Data to use ▸
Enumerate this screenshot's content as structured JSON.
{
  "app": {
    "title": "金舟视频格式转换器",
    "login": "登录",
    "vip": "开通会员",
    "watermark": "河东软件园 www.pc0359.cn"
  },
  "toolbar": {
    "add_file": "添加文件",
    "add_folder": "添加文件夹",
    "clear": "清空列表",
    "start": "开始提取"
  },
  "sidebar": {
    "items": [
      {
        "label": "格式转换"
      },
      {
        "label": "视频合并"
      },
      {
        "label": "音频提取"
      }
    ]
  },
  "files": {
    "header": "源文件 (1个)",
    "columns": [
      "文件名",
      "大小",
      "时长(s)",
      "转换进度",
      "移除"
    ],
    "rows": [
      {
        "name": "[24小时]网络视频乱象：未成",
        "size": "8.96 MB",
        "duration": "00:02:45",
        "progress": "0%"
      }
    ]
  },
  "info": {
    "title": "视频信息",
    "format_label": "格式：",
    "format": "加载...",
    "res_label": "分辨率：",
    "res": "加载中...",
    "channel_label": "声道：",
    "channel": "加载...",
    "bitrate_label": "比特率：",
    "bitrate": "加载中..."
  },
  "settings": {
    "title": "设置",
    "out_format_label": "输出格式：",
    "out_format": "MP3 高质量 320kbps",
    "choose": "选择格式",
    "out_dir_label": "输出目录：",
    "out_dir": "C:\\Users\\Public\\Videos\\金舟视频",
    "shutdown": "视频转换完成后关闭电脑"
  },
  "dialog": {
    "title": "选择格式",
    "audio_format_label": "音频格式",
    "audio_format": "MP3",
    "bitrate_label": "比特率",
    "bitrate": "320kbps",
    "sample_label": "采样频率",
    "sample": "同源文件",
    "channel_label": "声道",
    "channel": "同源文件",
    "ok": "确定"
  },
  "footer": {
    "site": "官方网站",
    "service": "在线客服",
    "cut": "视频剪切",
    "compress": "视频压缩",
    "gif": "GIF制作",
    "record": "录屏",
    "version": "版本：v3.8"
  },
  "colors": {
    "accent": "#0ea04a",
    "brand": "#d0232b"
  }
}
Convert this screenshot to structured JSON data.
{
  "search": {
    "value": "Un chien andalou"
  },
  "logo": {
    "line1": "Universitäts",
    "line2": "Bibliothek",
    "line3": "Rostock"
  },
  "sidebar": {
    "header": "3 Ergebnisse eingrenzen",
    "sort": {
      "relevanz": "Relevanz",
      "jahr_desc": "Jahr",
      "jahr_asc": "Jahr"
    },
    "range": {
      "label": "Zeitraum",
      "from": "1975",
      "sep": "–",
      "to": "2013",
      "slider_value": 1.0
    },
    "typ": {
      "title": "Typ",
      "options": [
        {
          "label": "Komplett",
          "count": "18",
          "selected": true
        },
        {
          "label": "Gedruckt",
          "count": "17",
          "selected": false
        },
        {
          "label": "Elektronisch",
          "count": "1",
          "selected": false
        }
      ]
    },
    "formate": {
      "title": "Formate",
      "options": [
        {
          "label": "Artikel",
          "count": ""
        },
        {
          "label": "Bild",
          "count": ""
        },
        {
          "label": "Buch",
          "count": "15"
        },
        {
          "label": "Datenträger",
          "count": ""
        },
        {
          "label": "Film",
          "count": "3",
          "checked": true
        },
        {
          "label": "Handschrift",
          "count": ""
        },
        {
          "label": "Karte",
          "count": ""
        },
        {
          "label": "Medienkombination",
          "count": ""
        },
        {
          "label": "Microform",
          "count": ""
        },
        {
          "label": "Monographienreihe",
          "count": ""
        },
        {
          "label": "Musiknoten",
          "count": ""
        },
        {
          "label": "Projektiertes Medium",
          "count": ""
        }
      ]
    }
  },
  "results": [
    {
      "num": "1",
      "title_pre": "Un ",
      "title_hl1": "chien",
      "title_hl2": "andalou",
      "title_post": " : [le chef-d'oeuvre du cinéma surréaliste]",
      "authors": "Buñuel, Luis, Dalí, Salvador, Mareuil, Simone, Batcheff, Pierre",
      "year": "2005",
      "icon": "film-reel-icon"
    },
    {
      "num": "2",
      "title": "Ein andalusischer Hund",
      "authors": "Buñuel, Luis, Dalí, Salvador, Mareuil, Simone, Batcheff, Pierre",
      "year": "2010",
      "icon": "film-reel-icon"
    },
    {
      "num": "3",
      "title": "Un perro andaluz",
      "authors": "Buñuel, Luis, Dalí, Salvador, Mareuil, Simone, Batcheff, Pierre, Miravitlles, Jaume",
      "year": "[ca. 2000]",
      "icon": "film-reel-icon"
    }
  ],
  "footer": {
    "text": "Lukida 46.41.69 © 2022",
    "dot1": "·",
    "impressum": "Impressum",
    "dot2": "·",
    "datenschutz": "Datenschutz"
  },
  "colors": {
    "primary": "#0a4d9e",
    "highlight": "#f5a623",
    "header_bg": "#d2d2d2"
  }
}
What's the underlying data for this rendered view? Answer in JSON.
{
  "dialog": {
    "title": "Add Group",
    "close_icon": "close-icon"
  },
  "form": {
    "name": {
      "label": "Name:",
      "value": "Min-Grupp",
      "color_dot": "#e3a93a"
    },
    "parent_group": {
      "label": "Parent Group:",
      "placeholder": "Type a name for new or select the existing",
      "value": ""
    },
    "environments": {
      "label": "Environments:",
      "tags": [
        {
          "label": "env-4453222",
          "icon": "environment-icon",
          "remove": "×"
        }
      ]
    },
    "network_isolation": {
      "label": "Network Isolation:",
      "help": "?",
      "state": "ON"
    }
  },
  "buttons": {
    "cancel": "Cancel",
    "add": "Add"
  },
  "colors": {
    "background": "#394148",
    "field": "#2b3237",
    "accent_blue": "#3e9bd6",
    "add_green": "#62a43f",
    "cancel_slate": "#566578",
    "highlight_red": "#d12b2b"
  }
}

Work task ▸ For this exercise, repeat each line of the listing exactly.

Task response ▸
Enumerate this screenshot's content as structured JSON.
{
  "app": {
    "title": "金舟视频格式转换器",
    "login": "登录",
    "vip": "开通会员",
    "watermark": "河东软件园 www.pc0359.cn"
  },
  "toolbar": {
    "add_file": "添加文件",
    "add_folder": "添加文件夹",
    "clear": "清空列表",
    "start": "开始提取"
  },
  "sidebar": {
    "items": [
      {
        "label": "格式转换"
      },
      {
        "label": "视频合并"
      },
      {
        "label": "音频提取"
      }
    ]
  },
  "files": {
    "header": "源文件 (1个)",
    "columns": [
      "文件名",
      "大小",
      "时长(s)",
      "转换进度",
      "移除"
    ],
    "rows": [
      {
        "name": "[24小时]网络视频乱象：未成",
        "size": "8.96 MB",
        "duration": "00:02:45",
        "progress": "0%"
      }
    ]
  },
  "info": {
    "title": "视频信息",
    "format_label": "格式：",
    "format": "加载...",
    "res_label": "分辨率：",
    "res": "加载中...",
    "channel_label": "声道：",
    "channel": "加载...",
    "bitrate_label": "比特率：",
    "bitrate": "加载中..."
  },
  "settings": {
    "title": "设置",
    "out_format_label": "输出格式：",
    "out_format": "MP3 高质量 320kbps",
    "choose": "选择格式",
    "out_dir_label": "输出目录：",
    "out_dir": "C:\\Users\\Public\\Videos\\金舟视频",
    "shutdown": "视频转换完成后关闭电脑"
  },
  "dialog": {
    "title": "选择格式",
    "audio_format_label": "音频格式",
    "audio_format": "MP3",
    "bitrate_label": "比特率",
    "bitrate": "320kbps",
    "sample_label": "采样频率",
    "sample": "同源文件",
    "channel_label": "声道",
    "channel": "同源文件",
    "ok": "确定"
  },
  "footer": {
    "site": "官方网站",
    "service": "在线客服",
    "cut": "视频剪切",
    "compress": "视频压缩",
    "gif": "GIF制作",
    "record": "录屏",
    "version": "版本：v3.8"
  },
  "colors": {
    "accent": "#0ea04a",
    "brand": "#d0232b"
  }
}
Convert this screenshot to structured JSON data.
{
  "search": {
    "value": "Un chien andalou"
  },
  "logo": {
    "line1": "Universitäts",
    "line2": "Bibliothek",
    "line3": "Rostock"
  },
  "sidebar": {
    "header": "3 Ergebnisse eingrenzen",
    "sort": {
      "relevanz": "Relevanz",
      "jahr_desc": "Jahr",
      "jahr_asc": "Jahr"
    },
    "range": {
      "label": "Zeitraum",
      "from": "1975",
      "sep": "–",
      "to": "2013",
      "slider_value": 1.0
    },
    "typ": {
      "title": "Typ",
      "options": [
        {
          "label": "Komplett",
          "count": "18",
          "selected": true
        },
        {
          "label": "Gedruckt",
          "count": "17",
          "selected": false
        },
        {
          "label": "Elektronisch",
          "count": "1",
          "selected": false
        }
      ]
    },
    "formate": {
      "title": "Formate",
      "options": [
        {
          "label": "Artikel",
          "count": ""
        },
        {
          "label": "Bild",
          "count": ""
        },
        {
          "label": "Buch",
          "count": "15"
        },
        {
          "label": "Datenträger",
          "count": ""
        },
        {
          "label": "Film",
          "count": "3",
          "checked": true
        },
        {
          "label": "Handschrift",
          "count": ""
        },
        {
          "label": "Karte",
          "count": ""
        },
        {
          "label": "Medienkombination",
          "count": ""
        },
        {
          "label": "Microform",
          "count": ""
        },
        {
          "label": "Monographienreihe",
          "count": ""
        },
        {
          "label": "Musiknoten",
          "count": ""
        },
        {
          "label": "Projektiertes Medium",
          "count": ""
        }
      ]
    }
  },
  "results": [
    {
      "num": "1",
      "title_pre": "Un ",
      "title_hl1": "chien",
      "title_hl2": "andalou",
      "title_post": " : [le chef-d'oeuvre du cinéma surréaliste]",
      "authors": "Buñuel, Luis, Dalí, Salvador, Mareuil, Simone, Batcheff, Pierre",
      "year": "2005",
      "icon": "film-reel-icon"
    },
    {
      "num": "2",
      "title": "Ein andalusischer Hund",
      "authors": "Buñuel, Luis, Dalí, Salvador, Mareuil, Simone, Batcheff, Pierre",
      "year": "2010",
      "icon": "film-reel-icon"
    },
    {
      "num": "3",
      "title": "Un perro andaluz",
      "authors": "Buñuel, Luis, Dalí, Salvador, Mareuil, Simone, Batcheff, Pierre, Miravitlles, Jaume",
      "year": "[ca. 2000]",
      "icon": "film-reel-icon"
    }
  ],
  "footer": {
    "text": "Lukida 46.41.69 © 2022",
    "dot1": "·",
    "impressum": "Impressum",
    "dot2": "·",
    "datenschutz": "Datenschutz"
  },
  "colors": {
    "primary": "#0a4d9e",
    "highlight": "#f5a623",
    "header_bg": "#d2d2d2"
  }
}
What's the underlying data for this rendered view? Answer in JSON.
{
  "dialog": {
    "title": "Add Group",
    "close_icon": "close-icon"
  },
  "form": {
    "name": {
      "label": "Name:",
      "value": "Min-Grupp",
      "color_dot": "#e3a93a"
    },
    "parent_group": {
      "label": "Parent Group:",
      "placeholder": "Type a name for new or select the existing",
      "value": ""
    },
    "environments": {
      "label": "Environments:",
      "tags": [
        {
          "label": "env-4453222",
          "icon": "environment-icon",
          "remove": "×"
        }
      ]
    },
    "network_isolation": {
      "label": "Network Isolation:",
      "help": "?",
      "state": "ON"
    }
  },
  "buttons": {
    "cancel": "Cancel",
    "add": "Add"
  },
  "colors": {
    "background": "#394148",
    "field": "#2b3237",
    "accent_blue": "#3e9bd6",
    "add_green": "#62a43f",
    "cancel_slate": "#566578",
    "highlight_red": "#d12b2b"
  }
}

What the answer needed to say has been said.